I don't get along at all with my next door neighbors - I've tried my best over the years, even gave her an instant garden one year along with some hardy gingers and confederate rose. Anyway, they have this small tree on the side of her house of which attracted squirrels and blocked what little sun that side of my house got and totally blocked the sun from the new greenhouse .. I've been wanting the branches that block the sun cut down .. I knew if I asked it would never happen so the other day when I was out back talking to a friend, I knew she was listening on the other side of the fence .. so I said to my friend .. "I hope they don't cut down those branches that provide shade to the new greenhouse .. otherwise everything in there would cook!". Well this morning her husband got out his chainsaw and cut back the tree! That's how nasty she is. HIP HIP HOOOOORAAAAAAYYYYY!!!!
How mean! Glad you know how to deal with them. I'm also having issues with too much shade around my GH. There's a river Oak on one side and Magnolia on the other. I hate to have to do it, but I think I'm going to have someone cut down the Magnolia. Plan to plant cold hardy citrus, which will never tower over my GH, in that spot.
We've had horrible neighbors before. The house next to us is a rental and for a couple of years, the renters were awful. Luckily, they got themselves evicted, we didn't have to do anything.
Donna, we have a friend who is going to cut down their old, huge magnolia. gorgeous tree, just too much for the location.
There is nothing more beautiful than an old Magnolia. BUT, their constantly falling leaves are a huge chore to clean up and because they hold water like little bowls, mosquitoes breed in them. Hope this helps. :-)
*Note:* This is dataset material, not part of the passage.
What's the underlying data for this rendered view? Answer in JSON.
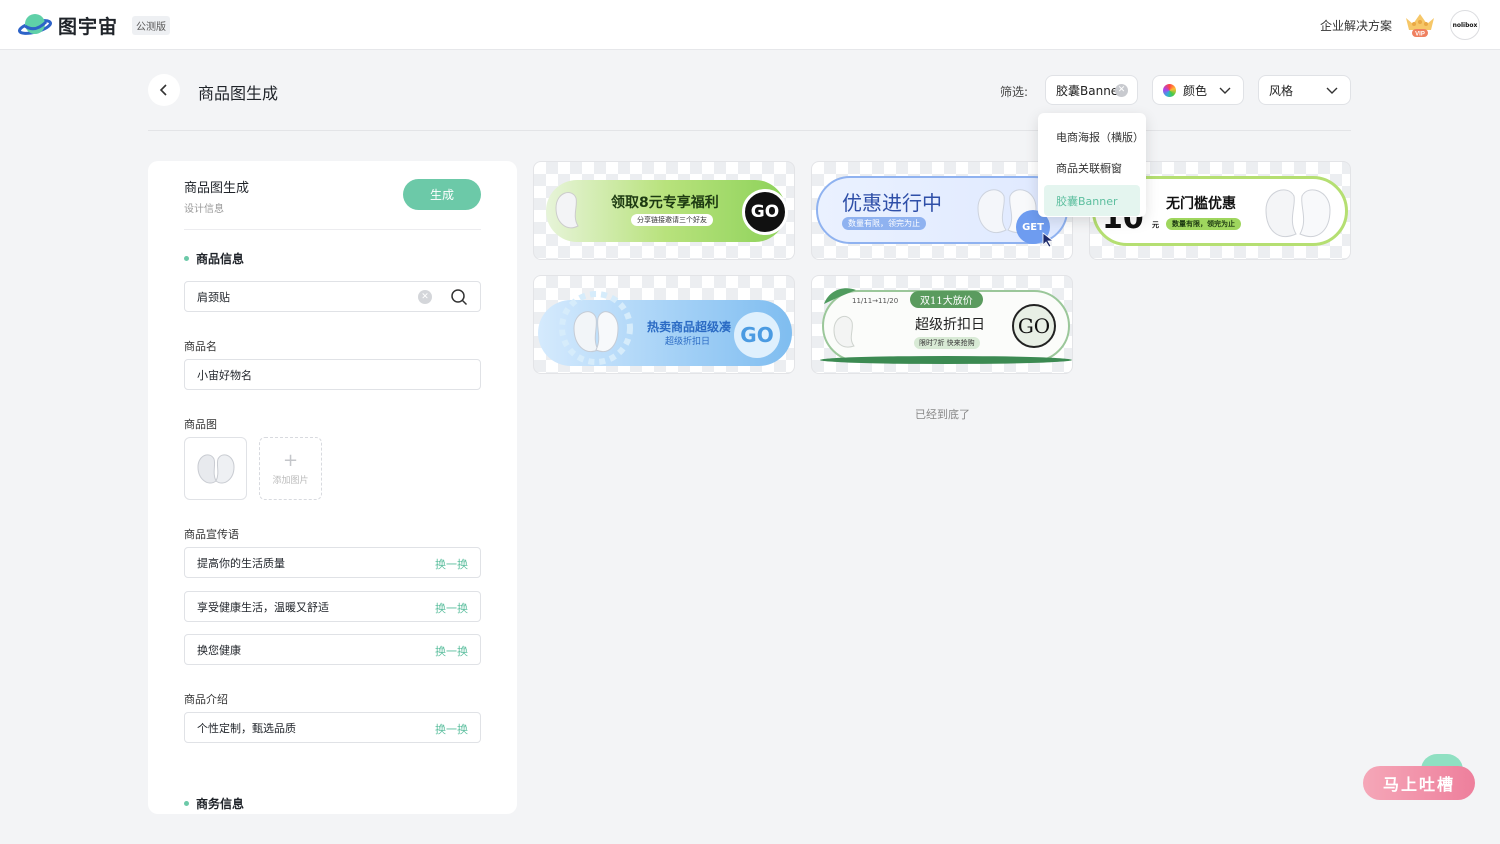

That is one of trhe reasons my friends are gtetting rid of their magnolia.
When I realized how horrible the last bad neighbor was, I erected what I call my IPPNDS (Icky-Poo-Poo Neighbor Defense System).
The first picture is when I first put it up, the second is last month when my volunteer black-eyed susan vine covered it.
I hate to have the magnolia cut, Barb, but I really need the sun. It isn't a massive tree yet, but it is about 20' tall. I planted 4 other magnolias, plus several little gem magnolias, on my property 5-6 yrs ago. They're really taking off now, so there will be plenty of magnolias on this property for yrs to come. It truly is a mess, though, when they shed their leaves. And if it was a massive specimen, I don't think I could bear to have it cut down.
Hope your dog is well now, ardesia. I've noticed, too, that temps continue to drop in my location until at least a 1/2 hr after sunrise. I was surprised to learn that in Jan '85 temps dipped to 4f on HHI! I'm amazed those first tall date palms installed at Sun City survived that extreme cold. When I'm down your way, everything looks so tropical, it's hard to believe I'm still in SC. It's more like a slice of Fl with a SC pedigree and charm.-)
I'm still loving your pink flamingo, too, Barb. Every yard needs a little whimsy. Hope Sugahbama is doing well.-)
I went on the Charleston Hort Society tour on Kiawah a few weeks ago and saw several very healthy Australian tree ferns. I have not seen any in my area and have already lost two myself. I'll probably continue to try them though. :-)
They WILL grow in the traditionaly warmer areas around Charleston (Downtown, Folly, Seabrook and a few places on Edisto), but it's that microclimate thing again...there are so many microclimate thingies in this part of the country that I've given up trying to figure them out. If a plant is questionable for my area, I try one. If it croaks, I usually try it again. If it croaks again, I usually give up. But sometimes, if I REALLY, REALLY wanted to grow the thing (like Australian Tree Ferns), I'd run soil tests on the area I want to grow it. If there were no identifiable soil/water problems, I'd usually pack it in, but not always. (I'm kind of stubborn). Glad to finally meet the elusive "Ardesia", though! Finally!
Microclimates are difficult. I have areas that stay quite warm but the soil stays so damp and cool during the winter when most plants want better drainage. I think the ferns do well in areas with a more sandy soil.
The new neighbors are fine, so I'm just going to grow the black eyed susans up it for now.
My husband bought me a 6' chainsaw flamonigo about 15 years ago, so the smaller ones(6 of them) were "flocking" around that one.
I would LOVE to grow Australian tree ferns. I bought one several years ago from the Biltmores' Garden store. I killed it. ;( But, as any good gardener knows, you try three times!
StonoRiver , I like how you do it. People don't realize the importance of soil. At work, I'm really trying to emphasize soil testing right now.
It seems like we are learning more and more every day about the importance of soil microbes. The new buzz word is certainly is mycorrhizae. I push for soil tests too at our plant clinic booths but frankly, the test results from our universities are not as complete as they could be. I keep saying I will invest in a good test from Waters Labs but I have procrastinated about it. A local farmer I really trust because he sincerely believes in building his soil rather than just throwing chemical fertilizers on it willy nilly, has encouraged me to try Waters. This guy is not organic, just conscientious about what he puts on the land.